The affidavit also accuses him of sending to Russia several boys who could have testified to his brutality.

Faodorff is now teaching school in Alaska.

Among those who opposed Vladimir was Joseph Levin, a priest in the Bishop’s church, who lives at 527 Shotwell street. His opposition caused his dismissal from the church and he is now prosecuting a lawsuit against Vladimir.


It was he who a few weeks ago called the attention of the Society for the Prevention of Cruelty to Children to the treatment of the boys, his complaint being followed by a letter written by his attorney and worded as follows:

San Francisco, May 16, 1891.

To the Secretary of the Society for the Prevention of Cruelty to ChildrenDear Sir: Having had occasion to-day to visit the houses of Vladimir, the Bishop of the Russo-Greek Church, 1713 Powell street, who is about to depart for Alaska, I discovered about a dozen boys of from six to fourteen years of age, who one and all complained to me that they were confined there without sufficient food, and whose physical appearance bore ample testimony to the fact that they were strangers to soap and water and decent or sufficient clothing. Some of the boys appealed to me to release them from their captivity, and I promised them I would do something for them.

"It is assuredly a matter which appeals strongly for the investigation and attention of your society, as the condition of those children is certainly deplorable. They are ignorant of their rights and of the fact that they are in a free country, and have no natural protectors or guardians in this country. Being myself the attorney for a person having an action at law against this Bishop, I do not like to move in this matter myself, because he might charge me with sinister motives in so doing. Trusting the matter will meet your immediate attention, I am, yours respectfully, Edward Myers."

Policemen Charles Holbrook and Comstock of the society visited the school and found that the children were sadly neglected. There were fourteen boys huddled together in a small dormitory, the filth of which was frightful and from which the odors that arose were sickening. None of the boys were over fourteen years old and all seemed to be in mortal terror of Alexine, Ligda and the Bishop.

They said they were beaten, starved and otherwise ill treated. A warning was extended and the policemen departed. On Wednesday they paid an unexpected visit. Their warning had not been heeded so the arrest was decided upon.

One of the boys, Nicholas Savchinikoff by name, aged thirteen years, and an orphan, who was brought here from Alaska three years ago, stated that Ligda made a brutal attack upon him, and seizing him from the floor held him high above his head and then dashed him to the floor. This was only an example of numerous attacks of a similar nature.
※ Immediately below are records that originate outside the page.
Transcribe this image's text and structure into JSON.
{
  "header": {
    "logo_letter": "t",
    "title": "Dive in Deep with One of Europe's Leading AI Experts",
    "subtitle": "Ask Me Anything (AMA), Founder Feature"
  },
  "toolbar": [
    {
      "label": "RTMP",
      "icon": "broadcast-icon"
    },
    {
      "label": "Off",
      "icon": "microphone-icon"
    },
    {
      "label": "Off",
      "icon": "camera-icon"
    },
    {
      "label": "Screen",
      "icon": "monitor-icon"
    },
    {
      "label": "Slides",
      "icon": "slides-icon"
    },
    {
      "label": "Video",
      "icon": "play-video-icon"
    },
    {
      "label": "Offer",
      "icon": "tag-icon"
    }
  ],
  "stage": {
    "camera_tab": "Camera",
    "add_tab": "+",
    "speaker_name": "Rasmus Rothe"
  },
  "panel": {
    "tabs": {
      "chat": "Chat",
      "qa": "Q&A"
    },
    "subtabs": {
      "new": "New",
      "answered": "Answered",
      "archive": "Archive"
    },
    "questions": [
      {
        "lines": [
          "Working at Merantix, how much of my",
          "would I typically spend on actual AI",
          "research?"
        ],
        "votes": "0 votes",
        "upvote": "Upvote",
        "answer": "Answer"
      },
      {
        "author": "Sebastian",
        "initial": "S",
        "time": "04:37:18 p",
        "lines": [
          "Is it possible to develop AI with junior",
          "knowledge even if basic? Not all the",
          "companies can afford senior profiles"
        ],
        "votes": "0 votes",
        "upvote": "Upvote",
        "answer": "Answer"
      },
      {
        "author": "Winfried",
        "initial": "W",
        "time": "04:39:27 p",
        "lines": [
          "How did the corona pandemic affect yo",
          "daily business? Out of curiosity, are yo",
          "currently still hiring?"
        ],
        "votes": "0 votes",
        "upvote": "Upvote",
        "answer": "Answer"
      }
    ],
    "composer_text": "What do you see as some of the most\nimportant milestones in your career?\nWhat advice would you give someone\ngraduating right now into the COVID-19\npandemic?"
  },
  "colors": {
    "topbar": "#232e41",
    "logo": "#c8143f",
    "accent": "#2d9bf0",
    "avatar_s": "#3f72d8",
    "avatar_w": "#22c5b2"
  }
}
The other boys were Nicholas Mercurieff, aged 11 years; James Corcoran, aged 13 years; Nicholas Bellkoff, aged 11 years; Willie Kaznakoff, aged 14 years; Peter Hellstead, aged 10 years; Andrew Kaveutk, aged 14 years; Peter Dimitrieff, aged 14 years; George Kochergin, aged 12 years; Paul Kokoranin, aged 10 1/2 years; Nicholas King, aged 12 1/2 years; and Elias Nalk, aged 13 1/2 years.

The methods of punishment, they said, were striking them on the head violently with the bare hand, pulling their ears, pulling the short hair at the nape of the neck, and confining them in a dungeon infested with rats for hours at a time on a diet of bread and water.

Both of the teachers indulged in these practices, and Vladimir, it is said, had a stout cane with which he was wont to jab them in the stomach until they became sick. An instance was related of a boy who was confined eight days in a dungeon on bread and water. The boys said the sheeting and pillow cases on their beds were changed once every two weeks, while they bathed every ten days and their underclothing was changed every week. None of them wanted to return to the school.

A visit was paid to the Bishop’s residence last night, but Ligda vouchsafed no explanation for his conduct, and declined to allow an inspection of the dormitory and dungeons.

The San Francisco Examiner, Friday Morning, June 12, 1891, p. 3


(From a sketch in the prison by an "Examiner" staff artist.)

Reprinted in the Holy Trinity Cathedral LIFE, Vol. 4, No. 6, February 1997.